Evans said people might be reluctant to speak with a politician or share concerns at a council meeting, so the organization’s goal is to get good ideas from the community and try to implement them.
EDC now has seven members, which include Evans, Jeremy Wilson, Randy Clarkston, Doug Wittich, Megan McMath, and Wolfgang Richter. After a recent Sooke Council meeting they also caught the attention of Coun. Bev Burger, who Evans said will help relay the group’s ideas to council.
Evans says the group was excited to see government funded improvements begin on Sooke Road, and though it will keep the momentum going on the campaign, its now shifted its focus towards a different topic: tourism.
“We think that Sooke is an underutilized resource on the South Island,” said Evans. “We have everything Vancouver Island has to offer when it comes to outdoor recreation, and its only 45 minutes from Victoria.”
Jeremy Wilson, another EDC member and owner of the 17 Mile Pub, agreed: “In my opinion, we have some of the best mountain biking, hiking, fishing, surfing and waterfront access in Canada.
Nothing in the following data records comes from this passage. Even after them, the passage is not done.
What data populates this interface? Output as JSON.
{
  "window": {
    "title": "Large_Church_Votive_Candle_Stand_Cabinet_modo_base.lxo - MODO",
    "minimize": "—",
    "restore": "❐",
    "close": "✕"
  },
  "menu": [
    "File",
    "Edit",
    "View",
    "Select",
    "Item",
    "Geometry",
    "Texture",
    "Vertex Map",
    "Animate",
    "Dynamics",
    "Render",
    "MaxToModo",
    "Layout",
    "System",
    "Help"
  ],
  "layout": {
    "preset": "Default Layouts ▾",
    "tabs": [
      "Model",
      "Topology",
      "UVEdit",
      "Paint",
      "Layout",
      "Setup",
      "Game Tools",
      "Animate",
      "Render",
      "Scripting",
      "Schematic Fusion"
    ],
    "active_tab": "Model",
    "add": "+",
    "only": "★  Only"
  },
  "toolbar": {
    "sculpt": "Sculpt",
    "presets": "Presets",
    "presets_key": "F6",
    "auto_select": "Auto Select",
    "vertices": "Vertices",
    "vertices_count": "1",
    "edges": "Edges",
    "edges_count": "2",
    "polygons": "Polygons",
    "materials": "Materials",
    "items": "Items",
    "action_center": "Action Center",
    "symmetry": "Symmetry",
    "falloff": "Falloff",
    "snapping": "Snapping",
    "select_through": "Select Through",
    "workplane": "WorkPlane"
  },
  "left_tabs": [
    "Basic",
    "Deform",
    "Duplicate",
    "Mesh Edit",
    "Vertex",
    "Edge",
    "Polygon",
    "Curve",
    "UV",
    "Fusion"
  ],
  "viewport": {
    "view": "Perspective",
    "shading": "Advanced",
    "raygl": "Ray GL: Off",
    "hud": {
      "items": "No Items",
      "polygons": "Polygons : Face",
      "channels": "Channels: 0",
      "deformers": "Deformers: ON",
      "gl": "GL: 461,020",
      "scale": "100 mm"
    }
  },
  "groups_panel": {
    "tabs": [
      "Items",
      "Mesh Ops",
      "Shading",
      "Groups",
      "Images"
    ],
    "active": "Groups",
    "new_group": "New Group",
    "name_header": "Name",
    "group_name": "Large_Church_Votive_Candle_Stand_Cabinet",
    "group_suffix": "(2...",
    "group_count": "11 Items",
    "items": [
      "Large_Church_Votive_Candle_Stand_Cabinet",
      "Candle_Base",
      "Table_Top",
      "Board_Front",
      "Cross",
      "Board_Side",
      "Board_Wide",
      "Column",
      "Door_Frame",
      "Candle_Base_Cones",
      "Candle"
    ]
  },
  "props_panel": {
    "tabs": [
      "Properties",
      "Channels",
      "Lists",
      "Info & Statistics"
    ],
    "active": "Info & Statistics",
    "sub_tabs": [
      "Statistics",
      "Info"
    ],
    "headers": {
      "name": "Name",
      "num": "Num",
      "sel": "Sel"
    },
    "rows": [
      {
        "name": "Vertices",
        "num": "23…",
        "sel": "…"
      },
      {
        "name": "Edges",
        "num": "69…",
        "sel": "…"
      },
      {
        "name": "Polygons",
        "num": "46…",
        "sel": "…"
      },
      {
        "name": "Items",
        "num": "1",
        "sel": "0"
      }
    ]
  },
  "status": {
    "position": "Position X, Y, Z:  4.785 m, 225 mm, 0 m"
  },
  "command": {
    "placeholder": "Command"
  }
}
We are in the perfect location for adventure tourism.”
Wilson and Evans said the group hopes to hold an outdoor recreation gathering in April and bring in experts from outside the region to discuss how to become a more prominent tourist destination.
Wilson said tourism is what communities like Squamish and Whistler’s economies thrive on, and the EDC wants to make the same thing happen for Sooke.
“Our group wants to help get some momentum going. We hope to work with Sooke council and community organizations try to cultivate more business out here,” Wilson said.
Evans added that it is up to the community to make things happen.
“We as a community have to be the drivers of what we want Sooke to become. If we want to improve, it’s up to us.”